Of course, the family atmosphere at the home office—which, by the way, is simply a long hallway of offices alongside the Tyler store—extends to customers. Despite their pride and satisfaction of being a family-owned business, they’ve never seen reason to promote themselves as such; it’s simply how they operate. While James’s personality is larger than life, the sons tend to fly under the radar. For years, Cooper has encouraged them to tell their story to their customers. In a funny twist, it took a building code to do it.
In many of the new stores going in, cities are requiring a vestibule at the entrance to reduce energy loss. While many stores have sterile-feeling glass doors with shopping carts in that space, Clay took a different approach. The vestibules in the newer Cavender’s look like a comfortable ranch house, complete with rustic wood and family photos.
“In today’s world, there are so many venture capitalists and businesses that are owned by corporate structures and that’s not us,” Clay says. “We’re family owned and operated. I think people feel it in our stores. It’s a good story to tell and people like that.
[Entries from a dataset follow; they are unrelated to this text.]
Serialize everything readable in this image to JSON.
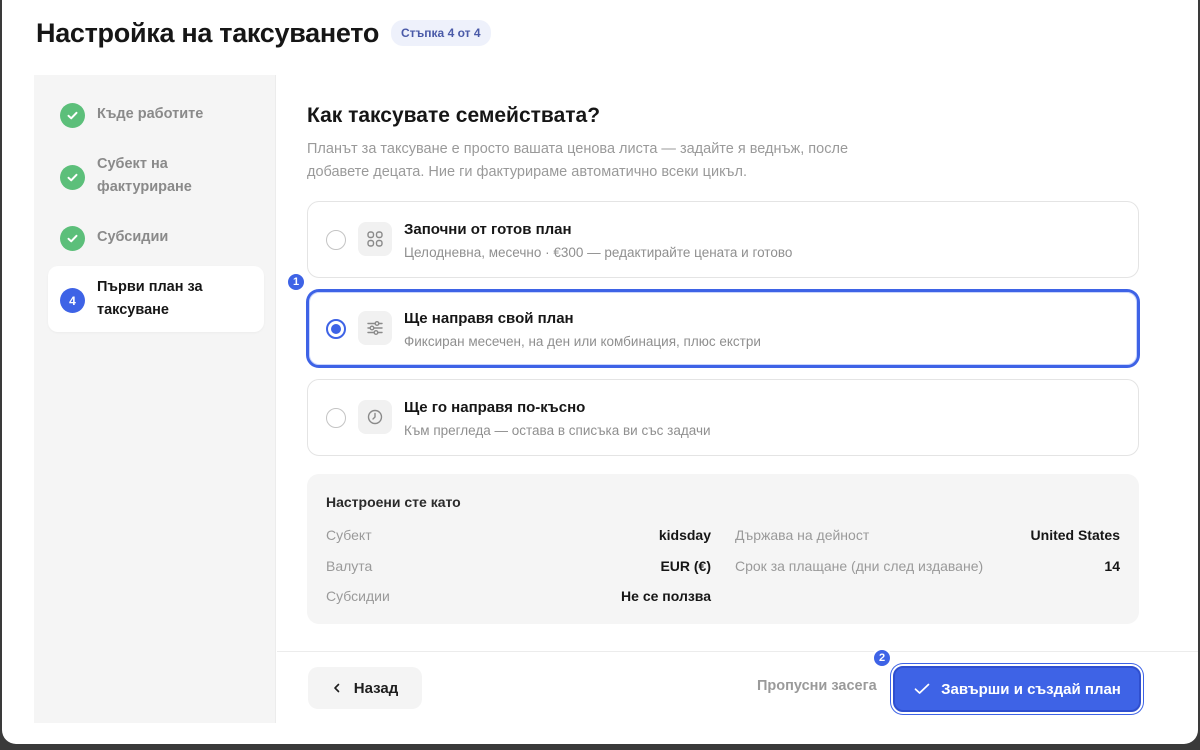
{
  "header": {
    "title": "Настройка на таксуването",
    "step_badge": "Стъпка 4 от 4"
  },
  "sidebar": {
    "items": [
      {
        "label": "Къде работите",
        "status": "done"
      },
      {
        "label": "Субект на фактуриране",
        "status": "done"
      },
      {
        "label": "Субсидии",
        "status": "done"
      },
      {
        "label": "Първи план за таксуване",
        "status": "active",
        "number": "4"
      }
    ]
  },
  "main": {
    "question": "Как таксувате семействата?",
    "subtitle": "Планът за таксуване е просто вашата ценова листа — задайте я веднъж, после добавете децата. Ние ги фактурираме автоматично всеки цикъл.",
    "options": [
      {
        "title": "Започни от готов план",
        "desc": "Целодневна, месечно · €300 — редактирайте цената и готово",
        "icon": "grid-icon",
        "selected": false
      },
      {
        "title": "Ще направя свой план",
        "desc": "Фиксиран месечен, на ден или комбинация, плюс екстри",
        "icon": "sliders-icon",
        "selected": true
      },
      {
        "title": "Ще го направя по-късно",
        "desc": "Към прегледа — остава в списъка ви със задачи",
        "icon": "clock-icon",
        "selected": false
      }
    ],
    "summary": {
      "title": "Настроени сте като",
      "left": [
        {
          "key": "Субект",
          "value": "kidsday"
        },
        {
          "key": "Валута",
          "value": "EUR (€)"
        },
        {
          "key": "Субсидии",
          "value": "Не се ползва"
        }
      ],
      "right": [
        {
          "key": "Държава на дейност",
          "value": "United States"
        },
        {
          "key": "Срок за плащане (дни след издаване)",
          "value": "14"
        }
      ]
    }
  },
  "footer": {
    "back_label": "Назад",
    "skip_label": "Пропусни засега",
    "finish_label": "Завърши и създай план"
  },
  "markers": [
    "1",
    "2"
  ],
  "colors": {
    "accent": "#3e63e6",
    "success": "#5cbf7a"
  }
}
It seems like the right thing to do.”
Step into a newer Cavender’s and not only will you see pictures of James, Joe, Mike, Clay, and their families, you’ll also see grainy black and whites of their grandparents on the old ranches in Albany, Texas, and Idabel, Okla.
“A part of our heritage is we’re family owned and do have ranches,” Joe says. “We understand the Western lifestyle, as opposed to a more corporate type atmosphere. We know the Western wear business and the lifestyle.”
They’re not just hobby ranches, either. Within a 25-mile radius of Jacksonville, Texas, the family owns or leases five different properties where they raise registered Brangus and Charolais cattle. Cavender’s Ranches are part of the country’s eighth-largest purebred marketing outfit, GENETRUST, which sells 650 bulls annually. The Cavenders sell 800–1,000 commercial Brangus heifers every year.
But you’d never know it unless you asked.
The Cavender family is bullish on the future of Western wear and they’ve each got a different reason why their company will continue to be viable with its 50th anniversary in the rear-view mirror.
Joe, for one, defers credit to the manufacturers.
“There’s a lot more comfort and updated-looking merchandise that crosses over into fashion rather than just cowboys,” he says. “It’s a fashion statement. It may go up and down, but it’s a pretty staple deal now.”
Mike has noticed some of the same things, but adds that the customer service will continue to set the Cavender’s brand apart.
“Take care of your customer and your people,” he explains. “With good customer service, everything takes care of itself. We find people who like what we do. Our associates love the merchandise. They care about what they do and like to share their knowledge with our customers.”
Clay, perhaps the most philosophical of the three, goes deeper.
“If you look back through time, there’s a look that is always cool and that’s a pearl snap shirt and a pair of cowboy boots,” he says. “That’s always going to be something the people recognize and like. Everybody has a pair of cowboy boots in their wardrobe. The hat is iconic, but not everybody has one. Everybody has a pair of cowboy boots and a good pair of jeans and a pearl snap shirt.”
Really, that’s where the Cavender’s success lies. Whether they meant to or not, they’ve identified things in this world that are timeless and put them to work for them. Whether it’s maintaining a tight-knit family, being a good steward of their resources, treating their employees and customers right, or selling something that everyone wants, they stick with what works.
“We don’t vary too far from our formula,” Clay says. “And it’s always been in our blood to grow.”